The Kiwis are praying for us12/5/2018
And a word from the massacre generation
This holiday season comes with the gut-wrenching fact that — really — there have to be better ways to share fellowship and mutual concerns than for us to grieve in a place of worship or other community center. But that is where we go to share condolences about the latest U.S. slaughter of innocents.
Soon after the slaughter of 11 people in the Tree of Life Synagogue in Pittsburgh, Pennsylvania, and a few days before the slaughter of 12 people in Thousand Oaks, California, a friend shared this story about an encounter while traveling in Europe.
“At a hotel, a couple from New Zealand sat beside us and [recognizing us as Americans] struck up a conversation.
“…the woman patted my shoulder and said, ‘I want you to know that every week at our church we pray for the suffering children of America.’ Shocked, I asked if something had happened since we’d been away from home. Her response was sobering, as she said, ‘My goodness, are you so numb to the violence and hate that your children are experiencing that you don’t even realize that it happens continually?’
“In New Zealand, she said, it would be a national crisis if their children were exposed to such violence and hate…their church holds classes to discuss ways to prevent the American crisis from spreading to New Zealand.”
Welcome to the new “American way of life,” quite unlike the dream we wished upon other nations for 100 or more years. This new “way of life,” some say, means we should have more guns for more people. And a post-election headline in the Register declared politicians have found the answer: “Divisiveness pays.” Just sprinkle your campaign with hate and distortion, and the press will cover your victory party and the vows to come together before the next sowing of ignorance and bigotry.
Chew on this: A 30-second TV ad sponsored by Trump’s 2020 re-election campaign was pulled from the air after CNN and Fox News, among others, refused to run it because of its racist hate-filled nature.
For generations we have prayed for the less fortunate in other nations who don’t enjoy “the American way of life.”
As you read this, Kiwis — and people in other nations we consider less-favored — are praying for children like Julia Savoca Gibson, 18, who last month labeled her generation — but not like Gen X or Gen Y or millennial. The headline for her Washington Post article:
“I Am 18. I Belong to the Massacre Generation.”
The article testifies to the trauma that concerns Kiwis but is readily brushed aside in the U.S. with sanctimonious assurances of “Our thoughts and prayers are with you.”
The massacre generation. What else might you label children who can tick off the massacres of their childhood the way some of us might name friends or favorite foods? She wrote, “Virginia Tech, Newtown, Orlando, Las Vegas, Parkland, Tree of Life. These are my memories… my entire life has been framed by violence…[The number killed in these shootings in the order listed by Ms. Gibson: 32, 26, 49, 58, 17, 11.]
“I remember sobbing. Often, I remember sobbing. I remember friends’ tears a year later, after the shooting in Las Vegas, and I remember feeling angry that I wasn’t crying.

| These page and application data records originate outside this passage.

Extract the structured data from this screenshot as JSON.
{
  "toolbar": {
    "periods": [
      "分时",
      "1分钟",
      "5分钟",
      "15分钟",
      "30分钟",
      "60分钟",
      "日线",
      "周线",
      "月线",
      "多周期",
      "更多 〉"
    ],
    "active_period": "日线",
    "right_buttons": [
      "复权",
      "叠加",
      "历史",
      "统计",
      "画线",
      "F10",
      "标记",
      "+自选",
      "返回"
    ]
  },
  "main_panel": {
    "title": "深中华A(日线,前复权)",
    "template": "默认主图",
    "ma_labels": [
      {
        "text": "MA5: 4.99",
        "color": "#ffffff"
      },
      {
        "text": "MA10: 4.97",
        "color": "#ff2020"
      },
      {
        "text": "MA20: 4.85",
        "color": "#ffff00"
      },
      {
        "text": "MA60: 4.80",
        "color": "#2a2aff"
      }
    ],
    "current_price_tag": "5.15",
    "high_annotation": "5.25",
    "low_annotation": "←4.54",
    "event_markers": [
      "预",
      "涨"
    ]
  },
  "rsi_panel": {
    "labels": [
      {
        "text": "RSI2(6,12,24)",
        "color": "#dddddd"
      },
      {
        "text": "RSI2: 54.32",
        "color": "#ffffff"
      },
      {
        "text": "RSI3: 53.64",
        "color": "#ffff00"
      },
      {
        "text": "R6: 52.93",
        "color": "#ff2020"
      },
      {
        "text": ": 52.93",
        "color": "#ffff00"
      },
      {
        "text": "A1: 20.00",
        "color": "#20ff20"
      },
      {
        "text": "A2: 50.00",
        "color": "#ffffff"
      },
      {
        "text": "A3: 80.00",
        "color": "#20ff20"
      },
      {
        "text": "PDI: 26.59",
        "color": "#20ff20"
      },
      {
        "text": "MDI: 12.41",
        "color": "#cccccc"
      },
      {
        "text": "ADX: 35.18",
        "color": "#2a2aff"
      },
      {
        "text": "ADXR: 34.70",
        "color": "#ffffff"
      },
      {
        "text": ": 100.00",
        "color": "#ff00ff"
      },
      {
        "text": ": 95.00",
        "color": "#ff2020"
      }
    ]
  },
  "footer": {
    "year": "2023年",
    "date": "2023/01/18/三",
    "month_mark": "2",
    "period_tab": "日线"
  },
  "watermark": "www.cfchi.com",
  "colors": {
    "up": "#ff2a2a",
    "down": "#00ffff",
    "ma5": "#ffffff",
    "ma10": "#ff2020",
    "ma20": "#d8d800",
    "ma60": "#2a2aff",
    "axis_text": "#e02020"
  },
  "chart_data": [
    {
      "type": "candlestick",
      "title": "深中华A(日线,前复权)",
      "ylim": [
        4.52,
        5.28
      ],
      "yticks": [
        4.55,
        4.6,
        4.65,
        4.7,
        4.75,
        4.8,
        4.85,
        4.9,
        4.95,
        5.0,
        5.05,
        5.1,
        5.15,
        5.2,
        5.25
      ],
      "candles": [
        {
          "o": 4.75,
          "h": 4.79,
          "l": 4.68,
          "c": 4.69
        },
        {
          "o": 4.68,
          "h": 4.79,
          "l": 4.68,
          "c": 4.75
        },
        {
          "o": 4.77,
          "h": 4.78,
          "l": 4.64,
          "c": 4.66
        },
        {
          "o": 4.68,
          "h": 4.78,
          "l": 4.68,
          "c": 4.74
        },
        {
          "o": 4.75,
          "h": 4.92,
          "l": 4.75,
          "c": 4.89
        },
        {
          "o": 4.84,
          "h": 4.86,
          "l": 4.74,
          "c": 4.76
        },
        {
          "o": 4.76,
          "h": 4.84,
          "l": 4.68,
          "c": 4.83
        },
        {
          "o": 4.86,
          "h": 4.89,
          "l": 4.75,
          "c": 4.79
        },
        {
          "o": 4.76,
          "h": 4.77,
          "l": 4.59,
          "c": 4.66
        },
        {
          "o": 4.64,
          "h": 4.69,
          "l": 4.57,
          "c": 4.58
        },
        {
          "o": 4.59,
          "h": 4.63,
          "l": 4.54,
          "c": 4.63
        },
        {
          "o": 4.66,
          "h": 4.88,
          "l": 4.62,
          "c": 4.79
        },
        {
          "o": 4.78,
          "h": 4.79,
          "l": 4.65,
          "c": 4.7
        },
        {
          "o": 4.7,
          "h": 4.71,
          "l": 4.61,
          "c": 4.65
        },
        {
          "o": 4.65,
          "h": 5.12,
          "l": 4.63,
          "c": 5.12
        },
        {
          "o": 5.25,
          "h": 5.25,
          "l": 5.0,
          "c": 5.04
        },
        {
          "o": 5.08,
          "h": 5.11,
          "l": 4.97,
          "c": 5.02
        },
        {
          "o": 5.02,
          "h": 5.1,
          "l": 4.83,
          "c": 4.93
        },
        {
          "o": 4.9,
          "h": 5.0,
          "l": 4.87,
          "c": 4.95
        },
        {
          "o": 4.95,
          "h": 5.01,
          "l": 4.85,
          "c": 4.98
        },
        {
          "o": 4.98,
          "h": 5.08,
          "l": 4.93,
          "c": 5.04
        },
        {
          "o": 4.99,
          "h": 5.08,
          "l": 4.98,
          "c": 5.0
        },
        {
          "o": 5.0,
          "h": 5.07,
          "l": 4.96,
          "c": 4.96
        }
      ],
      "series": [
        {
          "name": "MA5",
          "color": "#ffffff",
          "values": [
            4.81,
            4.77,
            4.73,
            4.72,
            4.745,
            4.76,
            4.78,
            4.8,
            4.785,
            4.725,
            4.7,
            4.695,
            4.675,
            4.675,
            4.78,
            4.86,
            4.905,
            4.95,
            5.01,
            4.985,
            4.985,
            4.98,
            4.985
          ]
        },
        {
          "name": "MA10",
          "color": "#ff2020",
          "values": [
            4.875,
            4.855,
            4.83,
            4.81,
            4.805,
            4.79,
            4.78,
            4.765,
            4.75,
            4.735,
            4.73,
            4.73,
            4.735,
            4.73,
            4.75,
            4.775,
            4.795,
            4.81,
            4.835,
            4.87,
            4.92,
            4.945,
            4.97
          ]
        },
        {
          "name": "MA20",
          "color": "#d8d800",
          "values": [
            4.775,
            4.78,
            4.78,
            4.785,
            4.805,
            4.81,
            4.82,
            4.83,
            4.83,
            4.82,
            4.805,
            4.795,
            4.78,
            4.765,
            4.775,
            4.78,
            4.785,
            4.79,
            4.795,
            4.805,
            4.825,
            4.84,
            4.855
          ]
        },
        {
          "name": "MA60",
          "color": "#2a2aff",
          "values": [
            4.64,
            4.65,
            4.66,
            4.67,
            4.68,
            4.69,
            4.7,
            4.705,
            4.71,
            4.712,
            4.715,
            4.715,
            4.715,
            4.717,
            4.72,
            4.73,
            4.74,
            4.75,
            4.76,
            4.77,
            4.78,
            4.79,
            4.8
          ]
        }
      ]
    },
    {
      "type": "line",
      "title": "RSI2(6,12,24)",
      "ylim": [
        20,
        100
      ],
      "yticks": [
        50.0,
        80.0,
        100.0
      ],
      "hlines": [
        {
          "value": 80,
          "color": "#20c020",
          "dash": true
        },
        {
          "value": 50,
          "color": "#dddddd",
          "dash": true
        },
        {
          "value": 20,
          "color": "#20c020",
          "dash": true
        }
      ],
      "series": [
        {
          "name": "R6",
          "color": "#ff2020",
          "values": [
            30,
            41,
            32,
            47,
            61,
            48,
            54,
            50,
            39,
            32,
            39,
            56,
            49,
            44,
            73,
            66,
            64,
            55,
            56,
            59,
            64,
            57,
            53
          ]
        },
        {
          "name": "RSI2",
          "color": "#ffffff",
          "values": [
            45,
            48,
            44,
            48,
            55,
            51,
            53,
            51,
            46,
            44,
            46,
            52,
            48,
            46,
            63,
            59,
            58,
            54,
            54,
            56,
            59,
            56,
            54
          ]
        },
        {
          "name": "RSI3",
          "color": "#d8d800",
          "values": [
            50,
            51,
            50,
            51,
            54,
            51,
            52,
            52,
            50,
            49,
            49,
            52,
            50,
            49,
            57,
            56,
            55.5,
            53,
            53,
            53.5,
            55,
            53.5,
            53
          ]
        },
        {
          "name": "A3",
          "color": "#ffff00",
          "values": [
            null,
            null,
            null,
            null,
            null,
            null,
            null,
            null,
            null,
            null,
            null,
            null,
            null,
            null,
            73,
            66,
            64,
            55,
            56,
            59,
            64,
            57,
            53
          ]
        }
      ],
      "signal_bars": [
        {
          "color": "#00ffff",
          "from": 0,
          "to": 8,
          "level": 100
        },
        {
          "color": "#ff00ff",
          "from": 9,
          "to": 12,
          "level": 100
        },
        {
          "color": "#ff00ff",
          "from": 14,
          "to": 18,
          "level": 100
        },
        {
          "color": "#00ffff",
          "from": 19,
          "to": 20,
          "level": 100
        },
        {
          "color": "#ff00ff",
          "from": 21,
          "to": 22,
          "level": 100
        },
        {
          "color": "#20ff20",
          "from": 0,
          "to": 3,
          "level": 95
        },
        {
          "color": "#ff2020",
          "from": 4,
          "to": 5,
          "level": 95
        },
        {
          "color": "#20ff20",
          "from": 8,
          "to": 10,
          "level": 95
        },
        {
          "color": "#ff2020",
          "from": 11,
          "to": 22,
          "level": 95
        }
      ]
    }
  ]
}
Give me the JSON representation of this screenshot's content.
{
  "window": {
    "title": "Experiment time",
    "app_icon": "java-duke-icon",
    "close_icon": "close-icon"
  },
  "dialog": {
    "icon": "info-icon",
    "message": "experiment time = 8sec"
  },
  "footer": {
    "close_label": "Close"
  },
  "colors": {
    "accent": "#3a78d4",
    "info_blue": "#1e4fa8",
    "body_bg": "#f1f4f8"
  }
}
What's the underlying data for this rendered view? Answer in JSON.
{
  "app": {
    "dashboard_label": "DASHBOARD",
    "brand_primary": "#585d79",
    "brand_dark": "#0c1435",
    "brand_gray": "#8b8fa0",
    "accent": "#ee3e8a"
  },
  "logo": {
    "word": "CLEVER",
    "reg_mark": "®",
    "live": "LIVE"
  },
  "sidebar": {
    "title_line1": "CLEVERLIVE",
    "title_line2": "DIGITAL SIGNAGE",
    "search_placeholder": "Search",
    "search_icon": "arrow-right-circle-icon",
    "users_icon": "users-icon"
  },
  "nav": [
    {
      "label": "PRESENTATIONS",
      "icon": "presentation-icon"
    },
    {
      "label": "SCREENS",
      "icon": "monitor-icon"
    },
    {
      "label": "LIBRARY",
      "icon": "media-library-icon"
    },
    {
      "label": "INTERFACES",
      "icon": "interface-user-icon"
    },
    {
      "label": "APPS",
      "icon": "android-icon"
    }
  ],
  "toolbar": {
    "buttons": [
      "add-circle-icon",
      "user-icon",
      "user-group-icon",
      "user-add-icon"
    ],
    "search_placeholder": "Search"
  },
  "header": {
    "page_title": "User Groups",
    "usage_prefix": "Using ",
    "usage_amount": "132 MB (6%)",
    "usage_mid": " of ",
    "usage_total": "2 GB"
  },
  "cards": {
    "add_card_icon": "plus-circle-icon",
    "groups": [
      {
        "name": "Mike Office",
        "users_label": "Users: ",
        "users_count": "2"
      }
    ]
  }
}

I remember Parkland the most clearly. I remember the silence. No one talked about it the morning after. No teachers mentioned it.”
She recalls classroom drills more relevant to the threats facing her generation than the “hide-underdesks” nonsense her grandparents went through in worries about atom bombs.
A year ago, CITYVIEW carried an article by Jerry Foxhoven, the director of the Iowa Department of Human Services, entitled “Seven Christmas Wishes for Iowa’s Children.” Foxhoven’s appointment to DHS was praised for his concerns
for caring for children. But he came to be criticized because he didn’t understand the politics of it all.
His wishes did not include concern for the massacre generation. Perhaps it’s just as well. The concern would have fallen on deaf ears, just as concern for adequate education and healthcare funding have.
The Kiwis are praying for us. Lord knows we need it.
Merry Christmas and Happy Hanukkah. ♦
Herb Strentz is a retired administrator and professor in the Drake School of Journalism and Mass Communication and writes the monthly Rants and Reason column for CITYVIEW.